REGION — A grassroots group in Jay and Livermore Falls is planning a survey of the watersheds of Moose Hill Pond in Livermore Falls and Parker Pond in Jay on Saturday, June 1st.

The diverse group includes the Livermore Falls Water District, the Town of Jay Planning Board and Code Enforcement Officer, RSU 73 educators, the Spruce Mountain High School Envirothon Team, and local residents.

The water bodies are sources for drinking water for the Livermore Falls Water District (LFWD), which serves the communities of Jay and Livermore Falls.

Sarah Delaney, left, watches Spruce Mountain High School Envirothon Team members Ryan Gray and Drew Delaney demonstrate the importance of properly placed culverts to prevent soil erosion. The demonstration was done at a public hearing in Jay last fall about a watershed survey for Parker Pond in Jay and Moose Hill Pond in Livermore Falls. (Livermore Falls Advertiser file photo)

Last fall an informational meeting was held to discuss the need for the survey.

At that meeting, SMHS Envirothon Team advisor Rob Taylor said the greatest threat to the ponds and all Maine lakes is runoff, which can carry phosphorus and other types of non-point source pollution into the ponds.

The largest source of phosphorus comes from soil erosion. The naturally occurring element is found in septic waste, manure and pet waste, and fertilizers.

Phosphorus increases the amount of algae growing in a lake. Maine soils are notoriously high in phosphorus. When phosphorus enters a body of water, algae can bloom or multiply and this is a problem for the lake’s ecology and the Water District’s filtration system.

After the algal bloom, they die, and when bacteria decompose them, oxygen levels are lowered and a fish kill can result. Removing the algae from drinking water is very costly and labor intensive, as the Water District discovered a few summers ago when a late summer algae bloom hit the pond.

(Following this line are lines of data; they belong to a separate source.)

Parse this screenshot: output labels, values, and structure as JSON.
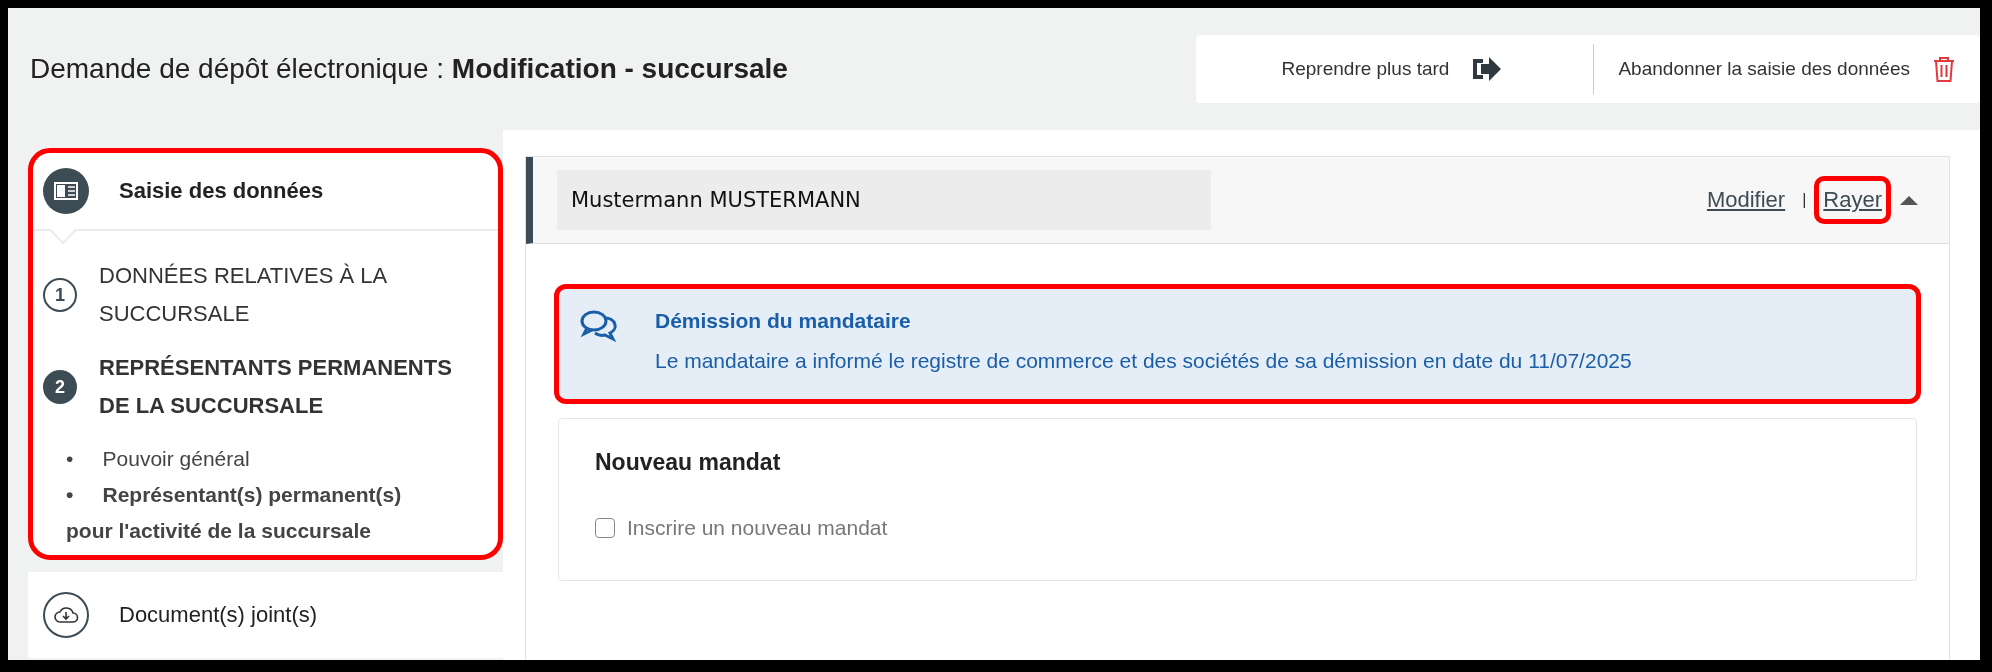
{
  "header": {
    "title_prefix": "Demande de dépôt électronique : ",
    "title_bold": "Modification - succursale",
    "actions": [
      {
        "label": "Reprendre plus tard",
        "kind": "resume"
      },
      {
        "label": "Abandonner la saisie des données",
        "kind": "abandon"
      }
    ]
  },
  "sidebar": {
    "sections": [
      {
        "title": "Saisie des données",
        "kind": "data",
        "expanded": true,
        "highlighted": true,
        "steps": [
          {
            "number": "1",
            "label": "DONNÉES RELATIVES À LA SUCCURSALE",
            "selected": false
          },
          {
            "number": "2",
            "label": "REPRÉSENTANTS PERMANENTS DE LA SUCCURSALE",
            "selected": true,
            "items": [
              {
                "bullet": "•",
                "label": "Pouvoir général",
                "selected": false
              },
              {
                "bullet": "•",
                "label": "Représentant(s) permanent(s) pour l'activité de la succursale",
                "selected": true
              }
            ]
          }
        ]
      },
      {
        "title": "Document(s) joint(s)",
        "kind": "documents",
        "expanded": false,
        "highlighted": false
      }
    ]
  },
  "person": {
    "name": "Mustermann  MUSTERMANN",
    "expanded": true,
    "links": [
      {
        "label": "Modifier",
        "highlighted": false,
        "separator": "|"
      },
      {
        "label": "Rayer",
        "highlighted": true
      }
    ],
    "notice": {
      "title": "Démission du mandataire",
      "text": "Le mandataire a informé le registre de commerce et des sociétés de sa démission en date du 11/07/2025",
      "highlighted": true
    },
    "new_mandate": {
      "title": "Nouveau mandat",
      "checkbox": {
        "label": "Inscrire un nouveau mandat",
        "checked": false
      }
    }
  }
}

Harmful algal blooms, or HABs, can occur when cyanobacteria or “blue green algae” occur and they can produce toxins like microcystins.

Temperature and dissolved oxygen values have been collected on the ponds for a number of years. Both water bodies show diminished late summer bottom dissolved oxygen levels, elevating concerns for the release of internally loaded phosphorus from bottom sediments.

The good news is that neither Moose Hill Pond nor Parker Pond have ever had a HAB and the water bodies provide the communities with quality drinking water. The intent of the survey is to identify potential problems before any possible issues arise.

The survey committee plans to use the survey to identify and prioritize non-point source pollution problems in terms of potential impact and ease of implementation. During the survey, volunteers will be looking for things like eroding soils, improperly installed culverts, uncontrolled roof runoff, and improper agricultural activities.

The survey is not meant to be regulatory and there is no legal reporting or documentation. Following the survey, the committee plans to work with municipalities and land owners to find solutions to any identified problems, beginning with problems identified as having the greatest impact that also have the greatest ease of implementation and/or low cost. The committee plans to meet with public officials and residents to provide educational opportunities and discuss resources for implementing solutions. The intent is to find solutions and raise awareness while educating our communities of the importance of protecting our water bodies and drinking water.

Envirothon students Jonathan Brenner, Drew Delaney and Orion Schwab have been serving on the watershed steering committee. The committee has met monthly to get organized.

“Other Envirothon kids have helped. The teams have had an integral part in designing the survey,” Taylor said.

A watershed includes all of the land and water that drain into a particular water body. By surveying the watershed area, sources of potential pollution can be identified. Anyone interested in volunteering or being involved in the project may contact Livermore Falls Water District Superintendent Scott Greanleaf at 897-3445 or Taylor at [email protected]

filed under: